Working out loud works best when your work is open to the contribution of others.
A short daily report, like “Long day. Too many meetings”, is a common starting point for many people’s practice of working out loud. Sharing this invites some sympathy and may draw some questions about what went wrong. However your network is left to do the work to interpret, connect and help. The fact that the day is done means opportunities to improve have been missed.
We encourage people to work out loud on unfinished work. Work that is still ongoing encourages others to help you finish. Advice & other assistance can have an immediate impact.
Bryce Williams mentioned the value of a narration in his definition of working out loud. Narration also makes it easier for others to help by supplying context. I’ve seen people respond to a report like the one above offering meeting productivity tips only to be told ‘I do that. Just a peak day on the project’. A better narration gives better context and lets others know what challenges you face without asking. Guide people to offer the help you need. If all you need is sympathy and connection, then help others understand.

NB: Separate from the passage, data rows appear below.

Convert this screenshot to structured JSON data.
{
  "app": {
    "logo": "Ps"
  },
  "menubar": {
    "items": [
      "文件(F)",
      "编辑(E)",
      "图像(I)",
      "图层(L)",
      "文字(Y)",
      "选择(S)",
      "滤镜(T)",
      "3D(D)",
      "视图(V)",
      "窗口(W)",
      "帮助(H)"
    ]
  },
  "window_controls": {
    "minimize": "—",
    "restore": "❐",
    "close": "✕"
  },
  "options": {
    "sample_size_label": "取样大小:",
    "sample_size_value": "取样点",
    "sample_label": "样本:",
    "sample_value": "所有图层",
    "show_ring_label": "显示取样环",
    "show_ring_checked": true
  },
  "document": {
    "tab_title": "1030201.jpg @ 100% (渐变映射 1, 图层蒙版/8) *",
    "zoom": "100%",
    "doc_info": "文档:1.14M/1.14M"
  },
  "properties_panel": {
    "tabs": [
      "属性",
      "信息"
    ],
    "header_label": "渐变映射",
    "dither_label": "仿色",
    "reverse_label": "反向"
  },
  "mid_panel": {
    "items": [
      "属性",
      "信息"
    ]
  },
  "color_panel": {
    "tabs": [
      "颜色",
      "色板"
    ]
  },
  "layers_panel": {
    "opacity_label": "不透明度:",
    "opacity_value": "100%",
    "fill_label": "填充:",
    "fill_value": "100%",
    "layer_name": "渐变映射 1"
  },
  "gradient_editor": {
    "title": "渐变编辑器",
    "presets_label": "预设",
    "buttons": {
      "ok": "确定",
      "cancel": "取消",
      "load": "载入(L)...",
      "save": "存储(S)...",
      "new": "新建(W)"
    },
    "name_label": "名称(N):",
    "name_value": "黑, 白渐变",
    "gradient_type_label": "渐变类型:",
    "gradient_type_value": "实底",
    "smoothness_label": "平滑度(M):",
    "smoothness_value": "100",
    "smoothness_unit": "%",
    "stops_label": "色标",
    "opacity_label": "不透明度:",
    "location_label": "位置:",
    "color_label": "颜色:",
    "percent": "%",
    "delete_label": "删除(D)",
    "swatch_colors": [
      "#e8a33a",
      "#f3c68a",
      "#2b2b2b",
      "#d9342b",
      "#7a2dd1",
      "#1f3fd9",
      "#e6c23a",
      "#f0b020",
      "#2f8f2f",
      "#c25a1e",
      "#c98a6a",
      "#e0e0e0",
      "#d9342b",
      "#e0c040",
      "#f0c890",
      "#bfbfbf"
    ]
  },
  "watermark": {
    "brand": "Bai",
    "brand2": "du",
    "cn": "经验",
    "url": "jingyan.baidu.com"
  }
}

Challenges you face are likely challenges for others. (We all struggle with bad meetings). Even if others can’t help they might learn from the answers you get. While sharing a short report on the day feels safer, it is much less valuable than offering a chance to contribute.
Make the way other can help and learn from you explicit in your working out loud. It is a small contribution you can make to your network and will bring about a step change in your experience. Work out loud to be open to the contributions of others.